Report each line of the records below that uses the word "Дата".

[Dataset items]
========================================================================

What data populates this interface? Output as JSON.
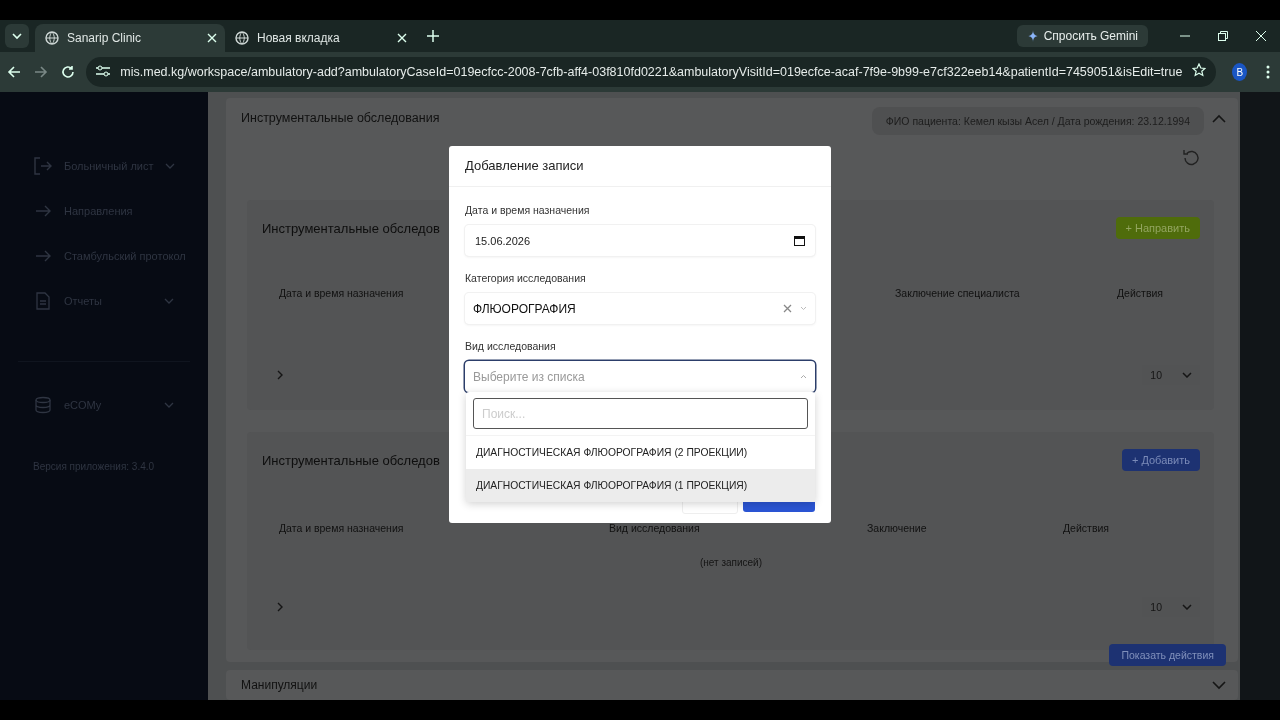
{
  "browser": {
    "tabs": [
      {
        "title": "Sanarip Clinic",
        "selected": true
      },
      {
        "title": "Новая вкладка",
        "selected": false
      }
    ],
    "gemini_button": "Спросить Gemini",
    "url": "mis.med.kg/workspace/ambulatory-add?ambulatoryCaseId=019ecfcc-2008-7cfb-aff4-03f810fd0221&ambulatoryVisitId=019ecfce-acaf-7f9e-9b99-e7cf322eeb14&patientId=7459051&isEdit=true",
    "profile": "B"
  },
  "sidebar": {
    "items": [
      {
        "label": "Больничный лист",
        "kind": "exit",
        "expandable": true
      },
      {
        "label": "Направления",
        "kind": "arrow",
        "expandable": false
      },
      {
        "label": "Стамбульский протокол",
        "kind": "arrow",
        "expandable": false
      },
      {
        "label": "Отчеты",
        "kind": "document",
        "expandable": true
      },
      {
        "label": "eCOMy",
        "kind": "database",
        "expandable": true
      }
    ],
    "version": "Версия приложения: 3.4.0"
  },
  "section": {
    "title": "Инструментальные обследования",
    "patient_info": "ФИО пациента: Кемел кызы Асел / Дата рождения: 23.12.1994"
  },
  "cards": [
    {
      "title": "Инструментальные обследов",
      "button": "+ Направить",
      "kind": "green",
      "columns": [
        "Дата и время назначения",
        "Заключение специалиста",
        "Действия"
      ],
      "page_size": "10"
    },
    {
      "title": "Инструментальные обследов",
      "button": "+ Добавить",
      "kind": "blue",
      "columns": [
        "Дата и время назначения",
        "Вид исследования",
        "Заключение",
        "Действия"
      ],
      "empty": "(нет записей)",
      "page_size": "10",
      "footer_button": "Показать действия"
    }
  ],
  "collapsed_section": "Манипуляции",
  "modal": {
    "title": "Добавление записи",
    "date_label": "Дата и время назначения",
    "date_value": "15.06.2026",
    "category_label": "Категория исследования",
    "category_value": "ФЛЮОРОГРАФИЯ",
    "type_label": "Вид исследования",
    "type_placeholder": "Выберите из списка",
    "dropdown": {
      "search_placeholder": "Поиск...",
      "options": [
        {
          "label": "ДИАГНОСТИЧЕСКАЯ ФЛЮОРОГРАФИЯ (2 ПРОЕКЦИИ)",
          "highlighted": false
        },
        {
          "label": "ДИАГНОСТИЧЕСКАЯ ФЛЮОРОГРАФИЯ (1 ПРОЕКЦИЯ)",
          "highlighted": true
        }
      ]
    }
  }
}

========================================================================

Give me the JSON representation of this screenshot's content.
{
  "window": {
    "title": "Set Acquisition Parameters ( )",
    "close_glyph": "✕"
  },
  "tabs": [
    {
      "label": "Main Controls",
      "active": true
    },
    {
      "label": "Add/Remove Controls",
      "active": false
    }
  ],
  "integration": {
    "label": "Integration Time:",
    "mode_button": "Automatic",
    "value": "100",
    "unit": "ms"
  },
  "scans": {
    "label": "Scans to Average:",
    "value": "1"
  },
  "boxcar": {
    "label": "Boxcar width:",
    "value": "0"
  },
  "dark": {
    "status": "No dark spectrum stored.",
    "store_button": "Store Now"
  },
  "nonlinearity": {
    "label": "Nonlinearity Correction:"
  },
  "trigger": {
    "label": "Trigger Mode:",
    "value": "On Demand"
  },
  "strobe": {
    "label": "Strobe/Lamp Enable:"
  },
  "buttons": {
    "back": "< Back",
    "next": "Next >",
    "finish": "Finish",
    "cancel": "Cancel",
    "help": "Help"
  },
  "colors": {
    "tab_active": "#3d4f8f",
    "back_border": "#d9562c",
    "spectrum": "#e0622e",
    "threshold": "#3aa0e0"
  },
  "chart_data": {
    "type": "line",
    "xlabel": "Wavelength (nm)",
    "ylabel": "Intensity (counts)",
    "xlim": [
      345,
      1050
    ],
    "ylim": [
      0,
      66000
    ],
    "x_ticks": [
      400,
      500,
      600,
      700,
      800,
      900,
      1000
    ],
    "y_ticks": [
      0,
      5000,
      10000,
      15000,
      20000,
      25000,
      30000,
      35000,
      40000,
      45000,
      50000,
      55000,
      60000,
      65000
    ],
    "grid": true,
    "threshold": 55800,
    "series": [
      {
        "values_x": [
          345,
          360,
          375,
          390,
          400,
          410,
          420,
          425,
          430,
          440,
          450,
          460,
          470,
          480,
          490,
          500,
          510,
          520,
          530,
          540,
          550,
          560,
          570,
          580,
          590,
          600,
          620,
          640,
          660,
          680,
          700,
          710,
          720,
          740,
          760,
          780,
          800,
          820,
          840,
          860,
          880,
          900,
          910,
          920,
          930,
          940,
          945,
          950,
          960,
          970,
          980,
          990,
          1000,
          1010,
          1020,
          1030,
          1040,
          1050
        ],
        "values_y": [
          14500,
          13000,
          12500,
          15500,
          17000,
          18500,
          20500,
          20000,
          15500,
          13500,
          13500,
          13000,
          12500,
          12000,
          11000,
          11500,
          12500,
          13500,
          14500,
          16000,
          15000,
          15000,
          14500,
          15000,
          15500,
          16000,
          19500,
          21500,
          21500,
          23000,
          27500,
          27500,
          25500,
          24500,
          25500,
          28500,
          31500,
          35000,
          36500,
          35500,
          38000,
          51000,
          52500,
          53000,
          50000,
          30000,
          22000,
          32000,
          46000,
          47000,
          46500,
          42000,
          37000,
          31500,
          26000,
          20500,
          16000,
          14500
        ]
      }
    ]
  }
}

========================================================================

OUTPUT:
    "patient_info": "ФИО пациента: Кемел кызы Асел / Дата рождения: 23.12.1994"
        "Дата и время назначения",
        "Дата и время назначения",
    "date_label": "Дата и время назначения",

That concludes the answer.